⟨

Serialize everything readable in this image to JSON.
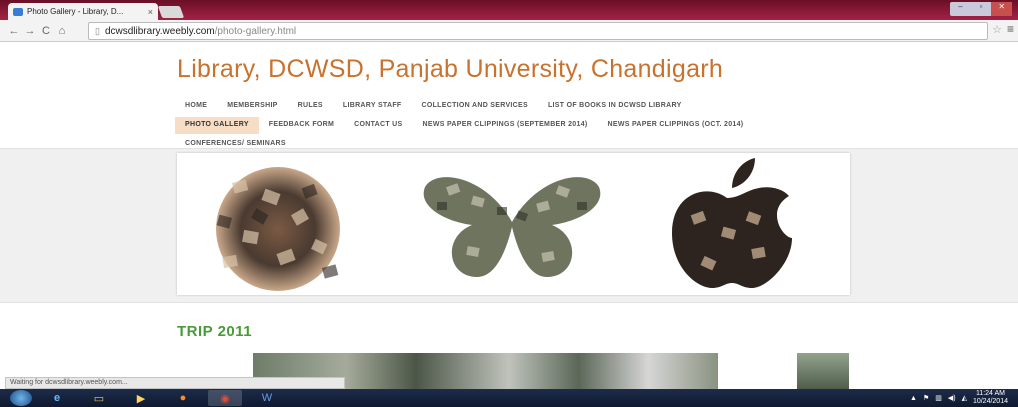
{
  "browser": {
    "tab_title": "Photo Gallery - Library, D...",
    "tab_close": "×",
    "url_host": "dcwsdlibrary.weebly.com",
    "url_path": "/photo-gallery.html"
  },
  "site": {
    "title": "Library, DCWSD, Panjab University, Chandigarh",
    "nav_row1": [
      "HOME",
      "MEMBERSHIP",
      "RULES",
      "LIBRARY STAFF",
      "COLLECTION AND SERVICES",
      "LIST OF BOOKS IN DCWSD LIBRARY"
    ],
    "nav_row2": [
      "PHOTO GALLERY",
      "FEEDBACK FORM",
      "CONTACT US",
      "NEWS PAPER CLIPPINGS (SEPTEMBER 2014)",
      "NEWS PAPER CLIPPINGS (OCT. 2014)"
    ],
    "nav_row3": [
      "CONFERENCES/ SEMINARS"
    ],
    "section_heading": "TRIP 2011"
  },
  "status_bar": {
    "text": "Waiting for dcwsdlibrary.weebly.com..."
  },
  "taskbar": {
    "clock_time": "11:24 AM",
    "clock_date": "10/24/2014"
  },
  "colors": {
    "title": "#c8722e",
    "section": "#4a9a37",
    "active_nav": "#f7dcc6"
  }
}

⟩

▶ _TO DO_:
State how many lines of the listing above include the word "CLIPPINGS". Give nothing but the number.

▶ _SOLUTION BELOW_:
2